▸ **WORK TASK**
Where a line holds the word "Wall", copy it from the records.
START RAW DATA
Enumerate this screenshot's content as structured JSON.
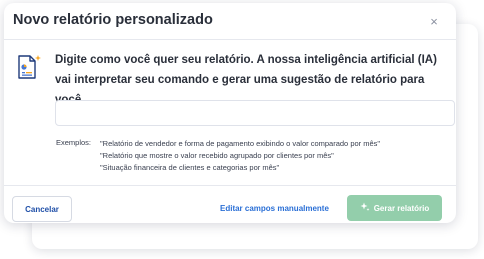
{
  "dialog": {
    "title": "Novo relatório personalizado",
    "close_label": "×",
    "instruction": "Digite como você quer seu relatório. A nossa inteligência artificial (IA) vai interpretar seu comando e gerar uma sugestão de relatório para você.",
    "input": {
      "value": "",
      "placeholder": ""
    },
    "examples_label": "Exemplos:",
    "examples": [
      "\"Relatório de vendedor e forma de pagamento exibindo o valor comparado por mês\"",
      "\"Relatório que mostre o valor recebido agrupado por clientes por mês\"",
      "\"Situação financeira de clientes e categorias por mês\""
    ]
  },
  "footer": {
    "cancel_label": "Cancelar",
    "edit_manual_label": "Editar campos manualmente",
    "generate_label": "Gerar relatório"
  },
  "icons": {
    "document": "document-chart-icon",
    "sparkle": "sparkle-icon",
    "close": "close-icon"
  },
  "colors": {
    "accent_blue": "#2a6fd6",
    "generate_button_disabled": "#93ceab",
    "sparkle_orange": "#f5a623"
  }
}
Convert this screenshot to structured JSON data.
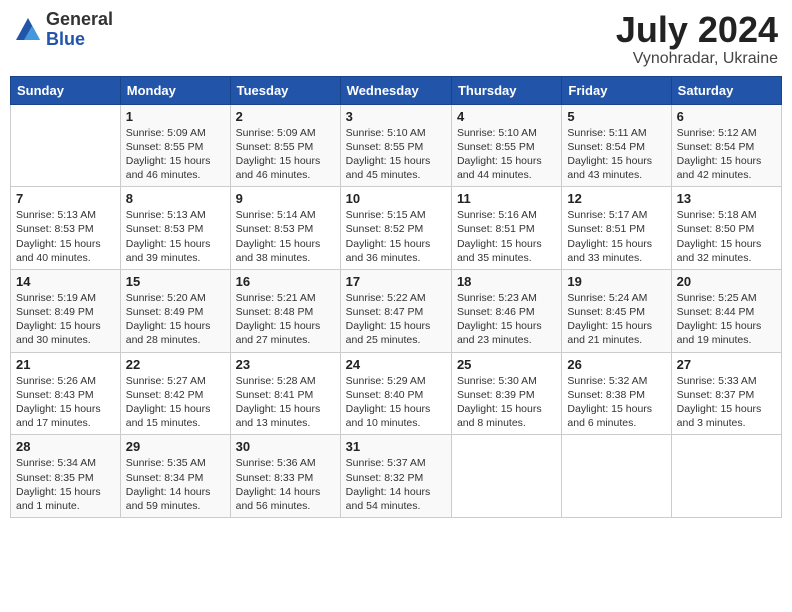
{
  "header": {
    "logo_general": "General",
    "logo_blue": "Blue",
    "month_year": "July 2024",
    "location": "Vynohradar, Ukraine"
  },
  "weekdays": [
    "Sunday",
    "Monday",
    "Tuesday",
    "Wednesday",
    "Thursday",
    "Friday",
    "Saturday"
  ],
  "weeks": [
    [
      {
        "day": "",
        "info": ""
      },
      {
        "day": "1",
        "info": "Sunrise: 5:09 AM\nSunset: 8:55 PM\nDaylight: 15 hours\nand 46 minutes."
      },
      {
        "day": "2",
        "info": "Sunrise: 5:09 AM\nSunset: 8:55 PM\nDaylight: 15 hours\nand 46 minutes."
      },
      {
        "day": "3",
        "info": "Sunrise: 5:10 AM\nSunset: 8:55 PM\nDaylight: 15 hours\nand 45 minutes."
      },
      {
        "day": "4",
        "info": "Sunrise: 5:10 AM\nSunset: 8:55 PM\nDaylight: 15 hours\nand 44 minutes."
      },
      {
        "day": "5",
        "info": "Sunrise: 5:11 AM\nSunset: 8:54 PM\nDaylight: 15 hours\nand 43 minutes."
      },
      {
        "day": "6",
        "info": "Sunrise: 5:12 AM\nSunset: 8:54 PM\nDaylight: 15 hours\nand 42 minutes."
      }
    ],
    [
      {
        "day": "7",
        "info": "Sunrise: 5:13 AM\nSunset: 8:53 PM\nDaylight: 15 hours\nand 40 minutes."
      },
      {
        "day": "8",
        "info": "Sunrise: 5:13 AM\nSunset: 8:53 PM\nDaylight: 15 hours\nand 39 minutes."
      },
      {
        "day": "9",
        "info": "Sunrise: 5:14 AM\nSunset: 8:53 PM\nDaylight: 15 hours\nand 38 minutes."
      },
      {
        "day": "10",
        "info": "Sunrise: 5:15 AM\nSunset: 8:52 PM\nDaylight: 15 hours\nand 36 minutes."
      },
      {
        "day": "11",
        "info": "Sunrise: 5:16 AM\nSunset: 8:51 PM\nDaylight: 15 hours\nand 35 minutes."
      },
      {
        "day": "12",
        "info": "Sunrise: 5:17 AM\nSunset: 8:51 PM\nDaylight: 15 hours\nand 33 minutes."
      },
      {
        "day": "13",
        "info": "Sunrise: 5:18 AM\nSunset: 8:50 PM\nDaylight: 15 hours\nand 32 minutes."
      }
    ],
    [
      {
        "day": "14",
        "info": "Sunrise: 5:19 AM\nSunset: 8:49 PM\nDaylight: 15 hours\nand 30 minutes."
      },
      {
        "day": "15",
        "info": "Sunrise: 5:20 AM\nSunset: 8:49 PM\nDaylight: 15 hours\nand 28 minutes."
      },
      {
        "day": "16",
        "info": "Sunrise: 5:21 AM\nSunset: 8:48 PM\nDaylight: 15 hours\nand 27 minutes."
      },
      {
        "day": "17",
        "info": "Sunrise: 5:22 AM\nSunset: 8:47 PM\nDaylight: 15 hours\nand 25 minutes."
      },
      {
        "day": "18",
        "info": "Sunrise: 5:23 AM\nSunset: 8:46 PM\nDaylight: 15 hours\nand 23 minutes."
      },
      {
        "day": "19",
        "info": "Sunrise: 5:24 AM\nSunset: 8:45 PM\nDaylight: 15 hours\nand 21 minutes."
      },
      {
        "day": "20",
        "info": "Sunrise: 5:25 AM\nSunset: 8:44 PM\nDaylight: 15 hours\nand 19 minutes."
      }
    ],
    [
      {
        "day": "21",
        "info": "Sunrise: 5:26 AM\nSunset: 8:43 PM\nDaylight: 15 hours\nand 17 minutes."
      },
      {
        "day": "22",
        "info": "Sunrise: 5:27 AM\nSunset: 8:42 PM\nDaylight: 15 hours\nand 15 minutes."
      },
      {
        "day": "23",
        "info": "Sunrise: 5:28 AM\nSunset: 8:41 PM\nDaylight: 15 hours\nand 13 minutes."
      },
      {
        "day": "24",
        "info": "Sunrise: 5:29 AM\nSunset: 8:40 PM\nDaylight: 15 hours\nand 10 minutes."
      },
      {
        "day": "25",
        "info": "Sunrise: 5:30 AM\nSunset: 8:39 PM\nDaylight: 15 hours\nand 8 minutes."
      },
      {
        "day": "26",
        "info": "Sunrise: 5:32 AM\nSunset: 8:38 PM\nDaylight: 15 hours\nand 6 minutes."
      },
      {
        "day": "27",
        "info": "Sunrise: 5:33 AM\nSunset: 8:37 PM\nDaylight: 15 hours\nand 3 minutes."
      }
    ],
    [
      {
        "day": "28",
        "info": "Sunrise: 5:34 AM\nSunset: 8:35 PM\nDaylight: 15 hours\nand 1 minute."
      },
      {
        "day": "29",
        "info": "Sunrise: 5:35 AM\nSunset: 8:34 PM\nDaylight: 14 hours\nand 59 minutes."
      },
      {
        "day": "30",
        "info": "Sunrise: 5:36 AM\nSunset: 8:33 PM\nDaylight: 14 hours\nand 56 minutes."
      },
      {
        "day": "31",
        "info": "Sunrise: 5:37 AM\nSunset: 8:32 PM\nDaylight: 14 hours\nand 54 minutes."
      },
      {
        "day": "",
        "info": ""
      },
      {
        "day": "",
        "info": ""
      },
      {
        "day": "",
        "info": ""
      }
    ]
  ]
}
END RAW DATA
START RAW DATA
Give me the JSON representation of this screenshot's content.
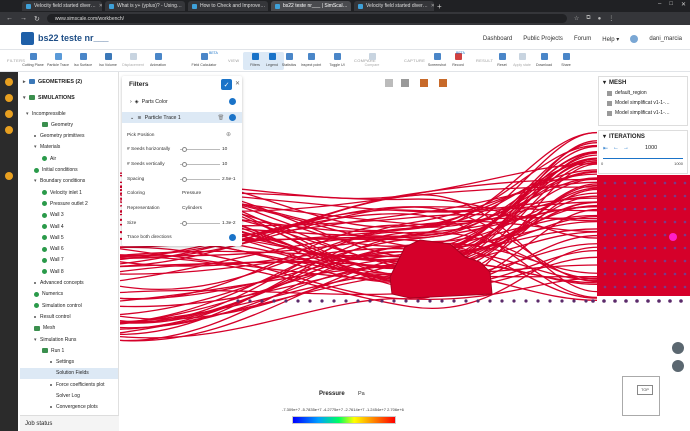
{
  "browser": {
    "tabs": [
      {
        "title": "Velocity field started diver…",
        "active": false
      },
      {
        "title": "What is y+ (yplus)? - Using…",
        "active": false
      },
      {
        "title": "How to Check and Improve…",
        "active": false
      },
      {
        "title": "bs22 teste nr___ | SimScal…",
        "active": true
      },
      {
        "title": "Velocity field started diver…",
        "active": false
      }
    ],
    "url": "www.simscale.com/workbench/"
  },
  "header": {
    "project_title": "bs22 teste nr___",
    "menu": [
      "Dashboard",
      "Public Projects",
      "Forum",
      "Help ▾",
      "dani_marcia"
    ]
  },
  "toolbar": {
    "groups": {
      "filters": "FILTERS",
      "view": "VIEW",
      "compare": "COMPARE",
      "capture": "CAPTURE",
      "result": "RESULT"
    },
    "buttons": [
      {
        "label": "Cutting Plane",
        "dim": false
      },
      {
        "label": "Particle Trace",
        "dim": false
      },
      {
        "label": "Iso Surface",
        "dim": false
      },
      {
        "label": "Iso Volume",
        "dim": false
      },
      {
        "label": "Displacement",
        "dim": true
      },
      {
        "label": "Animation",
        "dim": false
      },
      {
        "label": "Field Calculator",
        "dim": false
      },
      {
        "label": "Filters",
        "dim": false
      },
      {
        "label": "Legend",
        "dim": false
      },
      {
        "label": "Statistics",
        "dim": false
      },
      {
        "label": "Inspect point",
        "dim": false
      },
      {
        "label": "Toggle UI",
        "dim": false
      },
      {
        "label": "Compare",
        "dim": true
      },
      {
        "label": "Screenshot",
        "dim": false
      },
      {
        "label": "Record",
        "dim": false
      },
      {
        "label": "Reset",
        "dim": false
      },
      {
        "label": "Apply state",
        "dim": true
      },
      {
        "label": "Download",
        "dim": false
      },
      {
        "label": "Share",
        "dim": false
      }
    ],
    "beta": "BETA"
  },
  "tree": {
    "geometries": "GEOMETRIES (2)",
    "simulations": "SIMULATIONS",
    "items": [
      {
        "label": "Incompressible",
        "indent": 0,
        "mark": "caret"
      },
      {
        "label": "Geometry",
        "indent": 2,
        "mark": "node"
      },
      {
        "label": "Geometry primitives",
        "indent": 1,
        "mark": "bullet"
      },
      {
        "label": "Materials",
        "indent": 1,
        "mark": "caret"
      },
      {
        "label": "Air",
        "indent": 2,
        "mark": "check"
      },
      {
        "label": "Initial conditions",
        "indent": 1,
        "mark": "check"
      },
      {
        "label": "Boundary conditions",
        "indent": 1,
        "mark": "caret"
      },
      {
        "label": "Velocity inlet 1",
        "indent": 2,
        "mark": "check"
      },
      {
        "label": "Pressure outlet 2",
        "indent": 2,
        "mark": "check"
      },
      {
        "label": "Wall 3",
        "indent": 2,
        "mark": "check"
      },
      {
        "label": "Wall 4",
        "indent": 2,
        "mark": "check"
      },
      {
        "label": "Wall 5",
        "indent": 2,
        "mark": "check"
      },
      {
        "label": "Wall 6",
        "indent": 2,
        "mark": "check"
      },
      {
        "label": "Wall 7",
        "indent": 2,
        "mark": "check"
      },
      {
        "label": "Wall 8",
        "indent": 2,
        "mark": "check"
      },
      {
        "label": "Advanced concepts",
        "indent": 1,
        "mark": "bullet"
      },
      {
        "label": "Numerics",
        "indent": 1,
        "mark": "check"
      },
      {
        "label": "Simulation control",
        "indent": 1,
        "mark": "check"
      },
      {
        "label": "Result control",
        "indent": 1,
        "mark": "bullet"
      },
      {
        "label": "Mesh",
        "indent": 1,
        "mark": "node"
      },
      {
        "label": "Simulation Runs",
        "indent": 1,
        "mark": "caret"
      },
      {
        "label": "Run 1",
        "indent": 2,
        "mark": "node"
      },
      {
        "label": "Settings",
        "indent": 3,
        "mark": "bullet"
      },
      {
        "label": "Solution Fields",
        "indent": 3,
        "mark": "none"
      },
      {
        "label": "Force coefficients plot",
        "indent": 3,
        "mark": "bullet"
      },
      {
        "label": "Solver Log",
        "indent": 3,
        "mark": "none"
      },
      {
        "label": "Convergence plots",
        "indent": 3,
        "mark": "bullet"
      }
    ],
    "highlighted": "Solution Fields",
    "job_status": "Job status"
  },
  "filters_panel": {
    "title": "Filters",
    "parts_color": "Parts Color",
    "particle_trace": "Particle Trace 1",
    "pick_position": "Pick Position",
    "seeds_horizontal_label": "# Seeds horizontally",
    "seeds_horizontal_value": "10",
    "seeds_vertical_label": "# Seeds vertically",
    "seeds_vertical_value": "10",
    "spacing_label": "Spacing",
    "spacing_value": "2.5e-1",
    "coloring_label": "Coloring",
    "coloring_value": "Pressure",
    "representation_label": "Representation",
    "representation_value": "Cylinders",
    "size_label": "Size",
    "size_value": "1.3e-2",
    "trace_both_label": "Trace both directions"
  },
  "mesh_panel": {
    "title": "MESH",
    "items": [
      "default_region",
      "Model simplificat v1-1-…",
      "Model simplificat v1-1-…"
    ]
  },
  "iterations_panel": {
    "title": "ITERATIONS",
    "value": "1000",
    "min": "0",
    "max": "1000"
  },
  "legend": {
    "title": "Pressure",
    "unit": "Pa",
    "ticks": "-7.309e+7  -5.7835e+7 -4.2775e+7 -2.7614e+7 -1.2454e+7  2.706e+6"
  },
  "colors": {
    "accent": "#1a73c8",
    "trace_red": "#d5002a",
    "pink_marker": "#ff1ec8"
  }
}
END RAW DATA
▸ **WRITTEN RESPONSE**
        "label": "Wall 3",
        "label": "Wall 4",
        "label": "Wall 5",
        "label": "Wall 6",
        "label": "Wall 7",
        "label": "Wall 8",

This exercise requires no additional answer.